I wish Hillary's supporters would pause and take stock. But of course the corporate media is very fond of Hillary and Bill since Bill supported the 1996 Telecommunications Act which allowed vastly more consolidation of their industry. So they'd love her to be the Democratic nominee (if not necessarily President), and you can bet negative pieces on her will be few and far between--until after the nomination. (Perhaps Rupert Murdoch's meeting with Hillary not long ago should alert the grassroots.) As fond as Big Media is of the Clintons, they still prefer Republicans because the GOP is even more open-handed about giving away the public airwaves to their great profit than was Bill. If Hillary were to be the nominee, you can bet they'd be glad to put up with her--if they can't get someone even better for their bottom line. With a Republican president they wouldn't have the slightest worry that healthcare reform would be enacted, where a Democratic president - even one so cozy with big corporations- might pose a risk. I suspect they are hoping Hillary is our nominee, but will turn on her in the end. As we saw with Dean, the MSM can shut a campaign down in short order if they want to. They can and do shape perceptions very effectively - and have mastered the art of playing on our emotions.

Monday, August 13, 2007

Censure?! Hell, No, We Need to Impeach Them!

I cannot tell you how frustrated I am to see anyone suggest we censure the President and Vice-President. Censure? Where is that in the Constitution? What does it do? Absolutely nothing!

Impeachment is the only thing that can restore our Constitution and roll back these terrible, unlawful precedents so that future presidents cannot claim them.

If you haven't seen the Bill Moyers Journal interview of Bruce Fein and John Nichols on the topic of impeachment, you should. Go to and follow links to Bill Moyers Journal.

Congress is way behind the American people on this. In fact, they are standing in our way. If they won't do something, they should all resign and get out.

Saturday, January 06, 2007

Wake Up, Congress! Your Public Has Spoken

The culture of corruption coming from Washington has raised a stench that got my attention here in the Texas Hill Country.
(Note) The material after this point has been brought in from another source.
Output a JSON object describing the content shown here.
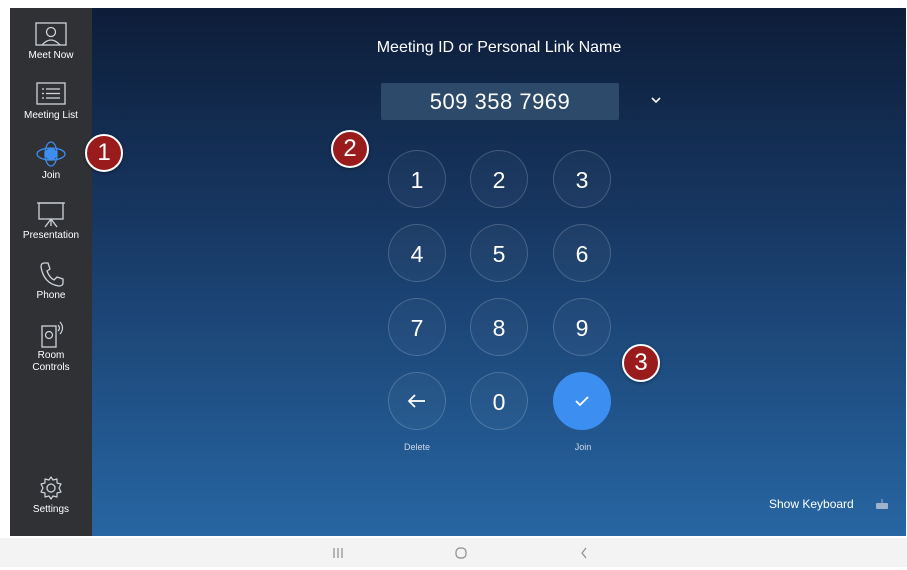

Like any American paying attention, I was appalled at the out-of-control and secretive earmarks, the blatant exchange of money for votes on favorable legislation, the favoritism shown to lobbyists and the legislation they pushed based on connections and donations, and allowing them to provide wording on bills. These practices are bad for the country and subvert the people's vested interest in good governance.
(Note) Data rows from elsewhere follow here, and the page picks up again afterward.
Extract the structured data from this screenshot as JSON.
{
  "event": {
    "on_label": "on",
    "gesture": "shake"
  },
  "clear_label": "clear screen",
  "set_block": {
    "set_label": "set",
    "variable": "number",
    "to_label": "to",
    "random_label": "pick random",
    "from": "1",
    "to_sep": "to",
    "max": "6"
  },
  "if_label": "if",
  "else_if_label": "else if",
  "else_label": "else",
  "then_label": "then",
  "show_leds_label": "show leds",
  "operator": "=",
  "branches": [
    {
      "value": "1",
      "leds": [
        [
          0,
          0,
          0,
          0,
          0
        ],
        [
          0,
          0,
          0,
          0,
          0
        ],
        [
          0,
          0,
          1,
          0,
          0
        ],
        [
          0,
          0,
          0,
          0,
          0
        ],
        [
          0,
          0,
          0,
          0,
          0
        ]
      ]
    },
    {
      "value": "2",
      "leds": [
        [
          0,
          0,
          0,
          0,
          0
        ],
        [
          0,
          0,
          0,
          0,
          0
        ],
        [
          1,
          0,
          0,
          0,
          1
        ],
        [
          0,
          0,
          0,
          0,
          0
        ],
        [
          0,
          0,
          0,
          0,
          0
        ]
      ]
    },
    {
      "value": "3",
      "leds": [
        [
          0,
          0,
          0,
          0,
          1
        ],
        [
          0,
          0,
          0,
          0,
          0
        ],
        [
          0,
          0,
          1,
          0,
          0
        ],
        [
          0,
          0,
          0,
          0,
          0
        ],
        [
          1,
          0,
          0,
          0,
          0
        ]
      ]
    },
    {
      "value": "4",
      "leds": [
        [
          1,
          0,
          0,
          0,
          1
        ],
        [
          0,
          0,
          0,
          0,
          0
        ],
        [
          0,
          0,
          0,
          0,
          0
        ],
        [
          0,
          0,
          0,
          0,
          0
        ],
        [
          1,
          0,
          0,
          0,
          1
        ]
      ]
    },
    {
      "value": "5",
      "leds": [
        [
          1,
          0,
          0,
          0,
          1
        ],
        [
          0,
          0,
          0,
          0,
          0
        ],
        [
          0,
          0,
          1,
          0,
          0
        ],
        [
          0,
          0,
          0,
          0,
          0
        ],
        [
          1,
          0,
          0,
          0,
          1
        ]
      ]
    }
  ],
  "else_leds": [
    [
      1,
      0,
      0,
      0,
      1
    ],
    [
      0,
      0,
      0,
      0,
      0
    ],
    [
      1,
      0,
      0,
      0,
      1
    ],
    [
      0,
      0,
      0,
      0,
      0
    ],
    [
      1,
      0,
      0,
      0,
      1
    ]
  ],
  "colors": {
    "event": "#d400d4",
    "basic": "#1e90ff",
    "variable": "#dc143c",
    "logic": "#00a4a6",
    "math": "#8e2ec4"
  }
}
Now there is the opportunity to have reforms and get a fresh start. Setting the rules for lobbyists, legislation, and ethics is a high priority for almost all citizens of whatever party. We want to see very strong measures to prevent the same old practices from creeping in. There is truth in the idea that power corrupts and all those in powerful positions need checks on it. That is why Americans want a separate Office of Public Integrity, as is proposed in the Lieberman-Collins Amendment in the Senate. We also want an end to anonymous earmarks. Congress should not be in the position of policing itself. It is all too clear they do not do a good job of it.

Many Americans have woken up from complaisance and are scrutinizing every action of Congress very carefully to see if it adheres to principles of ethics and our Constitution. Real ethics reform with teeth in it is essential to restoring a sense of confidence in our government. We want change, and we want it now. Listen up, Congress.